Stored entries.
○ ○ ○ ○
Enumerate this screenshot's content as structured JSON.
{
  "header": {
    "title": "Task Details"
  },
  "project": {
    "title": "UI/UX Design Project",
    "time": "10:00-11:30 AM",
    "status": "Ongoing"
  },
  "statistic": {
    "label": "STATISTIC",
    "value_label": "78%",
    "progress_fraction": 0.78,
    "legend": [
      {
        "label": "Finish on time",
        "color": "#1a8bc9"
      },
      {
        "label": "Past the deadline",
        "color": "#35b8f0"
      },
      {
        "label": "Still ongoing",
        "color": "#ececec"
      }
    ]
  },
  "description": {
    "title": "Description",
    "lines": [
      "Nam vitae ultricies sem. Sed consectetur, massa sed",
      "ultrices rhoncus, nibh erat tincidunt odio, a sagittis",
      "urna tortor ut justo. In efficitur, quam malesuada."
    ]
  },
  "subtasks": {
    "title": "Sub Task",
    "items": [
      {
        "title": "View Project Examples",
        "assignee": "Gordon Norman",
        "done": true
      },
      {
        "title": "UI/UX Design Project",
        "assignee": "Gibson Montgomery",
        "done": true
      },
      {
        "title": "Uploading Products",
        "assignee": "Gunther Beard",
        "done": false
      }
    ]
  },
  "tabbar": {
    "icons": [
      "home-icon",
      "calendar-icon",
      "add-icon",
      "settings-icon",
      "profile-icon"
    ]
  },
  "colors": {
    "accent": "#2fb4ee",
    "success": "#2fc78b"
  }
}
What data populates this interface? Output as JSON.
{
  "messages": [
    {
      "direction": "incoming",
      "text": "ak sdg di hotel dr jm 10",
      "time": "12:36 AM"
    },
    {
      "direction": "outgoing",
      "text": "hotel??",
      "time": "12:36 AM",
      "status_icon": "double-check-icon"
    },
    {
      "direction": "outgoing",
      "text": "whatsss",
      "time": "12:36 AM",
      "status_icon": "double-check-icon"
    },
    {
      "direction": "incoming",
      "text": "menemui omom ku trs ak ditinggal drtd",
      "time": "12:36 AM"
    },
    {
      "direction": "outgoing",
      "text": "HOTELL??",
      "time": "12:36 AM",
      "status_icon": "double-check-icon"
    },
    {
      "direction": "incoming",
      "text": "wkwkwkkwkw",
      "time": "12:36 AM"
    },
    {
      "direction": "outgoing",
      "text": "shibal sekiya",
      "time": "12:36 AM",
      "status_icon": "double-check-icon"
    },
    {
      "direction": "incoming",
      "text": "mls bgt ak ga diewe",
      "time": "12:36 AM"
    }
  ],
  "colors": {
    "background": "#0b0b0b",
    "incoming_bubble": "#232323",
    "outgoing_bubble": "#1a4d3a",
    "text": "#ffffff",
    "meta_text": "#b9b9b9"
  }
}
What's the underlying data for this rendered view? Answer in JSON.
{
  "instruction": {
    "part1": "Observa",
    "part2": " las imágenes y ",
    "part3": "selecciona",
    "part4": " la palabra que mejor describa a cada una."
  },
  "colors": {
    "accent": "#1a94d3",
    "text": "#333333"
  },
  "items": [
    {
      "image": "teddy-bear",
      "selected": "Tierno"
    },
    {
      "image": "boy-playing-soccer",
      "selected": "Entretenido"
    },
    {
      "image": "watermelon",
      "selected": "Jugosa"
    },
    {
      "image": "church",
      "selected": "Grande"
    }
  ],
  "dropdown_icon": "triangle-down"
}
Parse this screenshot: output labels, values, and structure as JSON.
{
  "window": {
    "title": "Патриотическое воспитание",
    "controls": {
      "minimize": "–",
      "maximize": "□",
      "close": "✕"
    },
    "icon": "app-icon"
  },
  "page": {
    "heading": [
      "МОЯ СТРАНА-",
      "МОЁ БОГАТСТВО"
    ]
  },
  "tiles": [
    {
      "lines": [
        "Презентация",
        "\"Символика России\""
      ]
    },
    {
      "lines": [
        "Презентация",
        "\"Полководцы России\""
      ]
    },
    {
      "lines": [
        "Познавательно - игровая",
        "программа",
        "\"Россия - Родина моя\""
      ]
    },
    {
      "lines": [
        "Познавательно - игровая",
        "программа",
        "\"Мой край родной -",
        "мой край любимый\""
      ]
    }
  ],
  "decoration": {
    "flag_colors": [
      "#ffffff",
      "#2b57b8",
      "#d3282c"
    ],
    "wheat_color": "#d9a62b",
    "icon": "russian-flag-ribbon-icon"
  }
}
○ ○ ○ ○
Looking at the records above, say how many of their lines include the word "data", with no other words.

EXERCISE ANSWER. 2